═══ EXERCISE DATA ═══
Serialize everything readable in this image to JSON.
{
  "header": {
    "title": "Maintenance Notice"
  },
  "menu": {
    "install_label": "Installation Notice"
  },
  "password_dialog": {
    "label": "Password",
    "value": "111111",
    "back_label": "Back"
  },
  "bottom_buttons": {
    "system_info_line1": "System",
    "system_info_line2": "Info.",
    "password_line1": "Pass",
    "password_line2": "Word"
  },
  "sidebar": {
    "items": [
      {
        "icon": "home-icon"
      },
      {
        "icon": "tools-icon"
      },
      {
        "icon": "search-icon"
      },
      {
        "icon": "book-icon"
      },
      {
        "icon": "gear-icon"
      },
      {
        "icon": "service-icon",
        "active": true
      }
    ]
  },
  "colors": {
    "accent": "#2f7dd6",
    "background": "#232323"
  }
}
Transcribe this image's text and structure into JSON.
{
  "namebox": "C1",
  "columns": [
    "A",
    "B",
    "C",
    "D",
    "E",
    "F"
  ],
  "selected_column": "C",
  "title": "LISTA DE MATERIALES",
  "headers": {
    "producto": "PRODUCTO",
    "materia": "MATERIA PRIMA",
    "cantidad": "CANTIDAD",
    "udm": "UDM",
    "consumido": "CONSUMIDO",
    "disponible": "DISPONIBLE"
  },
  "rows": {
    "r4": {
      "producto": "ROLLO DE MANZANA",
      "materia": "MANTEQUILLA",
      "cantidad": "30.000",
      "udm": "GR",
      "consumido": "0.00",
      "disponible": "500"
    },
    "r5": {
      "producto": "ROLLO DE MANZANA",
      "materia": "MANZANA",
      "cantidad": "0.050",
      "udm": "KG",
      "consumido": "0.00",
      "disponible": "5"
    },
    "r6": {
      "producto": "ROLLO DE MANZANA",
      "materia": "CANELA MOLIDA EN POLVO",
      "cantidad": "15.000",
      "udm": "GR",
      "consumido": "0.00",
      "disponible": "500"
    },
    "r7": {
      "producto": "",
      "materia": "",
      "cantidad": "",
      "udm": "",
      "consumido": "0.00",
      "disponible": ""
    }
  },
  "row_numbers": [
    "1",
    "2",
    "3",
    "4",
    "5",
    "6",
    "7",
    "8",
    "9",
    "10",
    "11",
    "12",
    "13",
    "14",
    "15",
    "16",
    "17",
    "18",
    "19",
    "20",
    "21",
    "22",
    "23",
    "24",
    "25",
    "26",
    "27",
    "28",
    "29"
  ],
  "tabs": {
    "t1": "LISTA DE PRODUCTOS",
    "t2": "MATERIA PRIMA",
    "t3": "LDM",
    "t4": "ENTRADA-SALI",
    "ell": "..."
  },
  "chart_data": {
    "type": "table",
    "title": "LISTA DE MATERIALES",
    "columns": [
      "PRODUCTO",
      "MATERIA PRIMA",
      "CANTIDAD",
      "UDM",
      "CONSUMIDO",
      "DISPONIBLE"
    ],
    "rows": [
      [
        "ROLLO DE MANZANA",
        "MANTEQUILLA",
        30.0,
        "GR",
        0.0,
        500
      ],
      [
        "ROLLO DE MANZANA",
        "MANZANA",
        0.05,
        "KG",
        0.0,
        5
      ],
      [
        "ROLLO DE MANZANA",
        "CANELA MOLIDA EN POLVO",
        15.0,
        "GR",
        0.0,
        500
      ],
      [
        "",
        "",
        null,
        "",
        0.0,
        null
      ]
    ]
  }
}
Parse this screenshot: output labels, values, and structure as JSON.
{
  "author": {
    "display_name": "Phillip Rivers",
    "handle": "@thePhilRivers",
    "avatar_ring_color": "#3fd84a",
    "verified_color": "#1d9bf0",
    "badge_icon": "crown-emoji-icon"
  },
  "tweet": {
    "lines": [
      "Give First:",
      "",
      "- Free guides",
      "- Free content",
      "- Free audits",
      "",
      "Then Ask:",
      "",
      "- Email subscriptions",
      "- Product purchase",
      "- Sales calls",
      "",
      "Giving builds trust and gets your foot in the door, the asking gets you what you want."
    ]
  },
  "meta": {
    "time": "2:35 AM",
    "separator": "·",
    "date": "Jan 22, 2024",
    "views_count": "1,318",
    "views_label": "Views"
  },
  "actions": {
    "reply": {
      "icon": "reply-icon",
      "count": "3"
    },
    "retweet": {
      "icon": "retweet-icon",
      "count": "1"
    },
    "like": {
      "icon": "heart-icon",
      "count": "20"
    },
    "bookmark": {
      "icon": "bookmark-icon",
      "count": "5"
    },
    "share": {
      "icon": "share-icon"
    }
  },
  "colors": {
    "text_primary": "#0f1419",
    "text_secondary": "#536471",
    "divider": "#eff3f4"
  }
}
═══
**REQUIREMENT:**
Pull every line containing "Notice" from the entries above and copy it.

**SOLUTION FOR THIS TASK:**
    "title": "Maintenance Notice"
    "install_label": "Installation Notice"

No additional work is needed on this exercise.